On Thu, May 24, 2018 at 1:11 PM Carlos Alonso <carlos@xxxxxxxxxxxxx> wrote:
Hi everyone!!

I'm building a pipeline to store streaming data into BQ and I'm using the pattern: Slowly changing lookup cache described here: to hold and refresh the table schemas (as they may change from time to time).

Now I'd like to understand how that is scheduled on a distributed system. Who is running that code? One random node? One node but always the same? All nodes?

GenerateSequence() is uses an unbounded source. Like any unbounded source, it can has a set of 'splits' ('desiredNumSplits' [1] is set by runtime). Each of the splits run in parallel.. a typical runtime distributes these across the workers. Typically they stay on a worker unless there is a reason to redistribute (autoscaling, workers unresponsive etc). W.r.t. user application there are no guarantees about affinity. 

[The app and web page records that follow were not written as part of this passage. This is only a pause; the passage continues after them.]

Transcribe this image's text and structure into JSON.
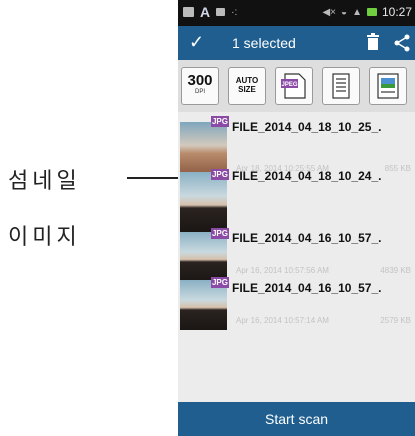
{
  "annotation": {
    "line1": "섬네일",
    "line2": "이미지"
  },
  "statusbar": {
    "letter": "A",
    "time": "10:27"
  },
  "actionbar": {
    "title": "1 selected"
  },
  "toolbar": {
    "dpi_value": "300",
    "dpi_label": "DPI",
    "autosize_line1": "AUTO",
    "autosize_line2": "SIZE",
    "jpeg_label": "JPEG"
  },
  "files": [
    {
      "name": "FILE_2014_04_18_10_25_.",
      "date": "Apr 18, 2014 10:25:55 AM",
      "size": "855 KB",
      "badge": "JPG"
    },
    {
      "name": "FILE_2014_04_18_10_24_.",
      "date": "",
      "size": "",
      "badge": "JPG"
    },
    {
      "name": "FILE_2014_04_16_10_57_.",
      "date": "Apr 16, 2014 10:57:56 AM",
      "size": "4839 KB",
      "badge": "JPG"
    },
    {
      "name": "FILE_2014_04_16_10_57_.",
      "date": "Apr 16, 2014 10:57:14 AM",
      "size": "2579 KB",
      "badge": "JPG"
    }
  ],
  "scan_button": {
    "label": "Start scan"
  },
  "colors": {
    "actionbar": "#1f5e8f",
    "badge": "#8a4aa6"
  }
}
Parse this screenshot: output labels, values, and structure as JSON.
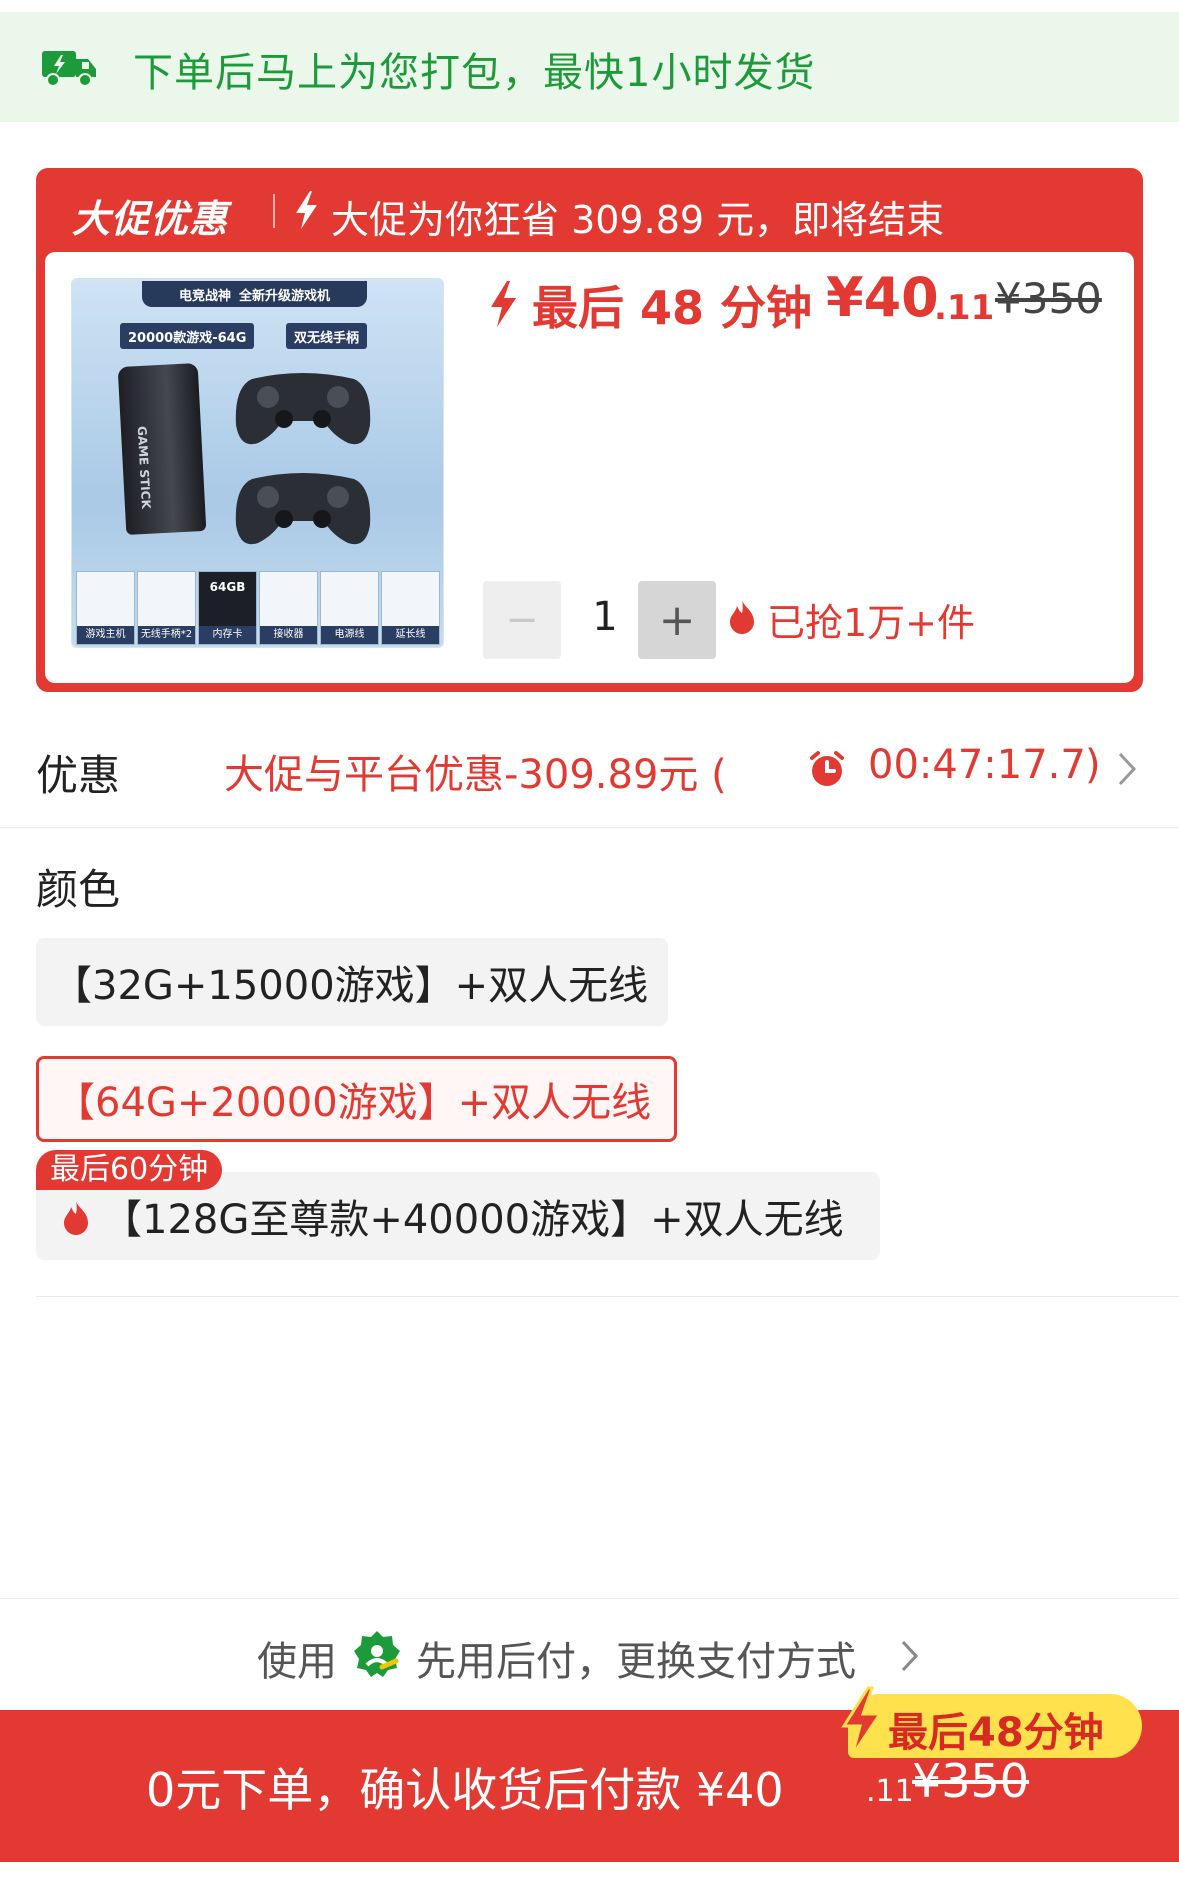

Also, what are the GenerateSequence guarantees in terms of precision? I have it configured to generate 1 element every 5 minutes and most of the time it works exact, but sometimes it doesn't... Is that expected?

Each of the splits mentioned above essentially runs 'advance() [2]' in a loop. It check current walltime to decide if it needs to emit next element. If the value you see off by a few seconds, it would imply 'advance()' was not called during that time by the framework. Runtime frameworks usually don't provide any hard or soft deadlines for scheduling work.